Anonymous said...

If the RIAA has not actually physically downloaded one of the offending files, and validated that it is in fact a digital representation of a copyrighted work, how can they assert with absolute confidence that the listed file is actually an infringement? P2P sharing services have to operate either off of the filename or a 'tag' associated with a file, both of which could easily be 'incorrect'. I could readily share a number of garbage files with designators indicating that they were copyrighted work when they obviously were not. Doing so does not make me a copyright infringer (there might be other choice words used by members of the P2P community to describe me, however). It simply seems to me that the plaintiff has to provide more convincing evidence that the files that have been labeled as being copyrighted material are in fact copyrighted material. The cite for the library entering a listing into a catalog shouldn't really apply as a library has a certain obligation/responsibility to provide credible/factual depictions of what they are providing to the public. I can't see that same standard applying to a 'casual' file-sharer on the internet.

Nick HaC said...

Congratulations on your blog. Its great to see someone taking a stand.

Nick HaC
http://nickhac.com

Janine Oleksy said...

I just found out today that I am one of the Several hundred people who are being sued in the RIAA's new law suit.

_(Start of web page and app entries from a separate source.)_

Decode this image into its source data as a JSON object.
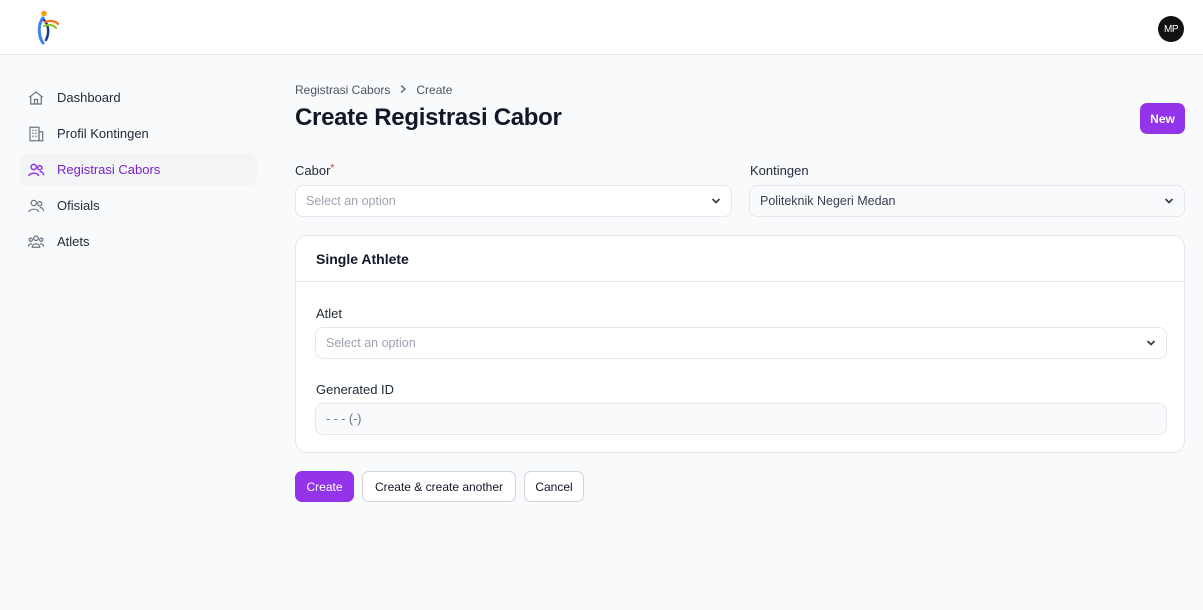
{
  "user": {
    "initials": "MP"
  },
  "sidebar": {
    "items": [
      {
        "label": "Dashboard",
        "icon": "home-icon",
        "active": false
      },
      {
        "label": "Profil Kontingen",
        "icon": "building-icon",
        "active": false
      },
      {
        "label": "Registrasi Cabors",
        "icon": "users-icon",
        "active": true
      },
      {
        "label": "Ofisials",
        "icon": "users-icon",
        "active": false
      },
      {
        "label": "Atlets",
        "icon": "user-group-icon",
        "active": false
      }
    ]
  },
  "breadcrumb": {
    "parent": "Registrasi Cabors",
    "separator": ">",
    "current": "Create"
  },
  "header": {
    "title": "Create Registrasi Cabor",
    "new_label": "New"
  },
  "form": {
    "cabor": {
      "label": "Cabor",
      "required_mark": "*",
      "placeholder": "Select an option"
    },
    "kontingen": {
      "label": "Kontingen",
      "value": "Politeknik Negeri Medan"
    },
    "single_athlete": {
      "title": "Single Athlete",
      "atlet": {
        "label": "Atlet",
        "placeholder": "Select an option"
      },
      "generated_id": {
        "label": "Generated ID",
        "value": "- - - (-)"
      }
    }
  },
  "actions": {
    "create": "Create",
    "create_another": "Create & create another",
    "cancel": "Cancel"
  },
  "colors": {
    "accent": "#9333ea",
    "active_text": "#7e22ce",
    "required": "#dc2626"
  }
}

And I can't express how much relief i have found knowing that I'm not alone.
Mr. Beckermen, could you please help me, I am only 22 years old and worring out of my mind that I am being sued.
Janine Oleksy
JAN857@aol.com

Anyone else who feels they might be able to help or is willing to help me become knowledgable on this Topic can email me at the above email address.
Thank you so much!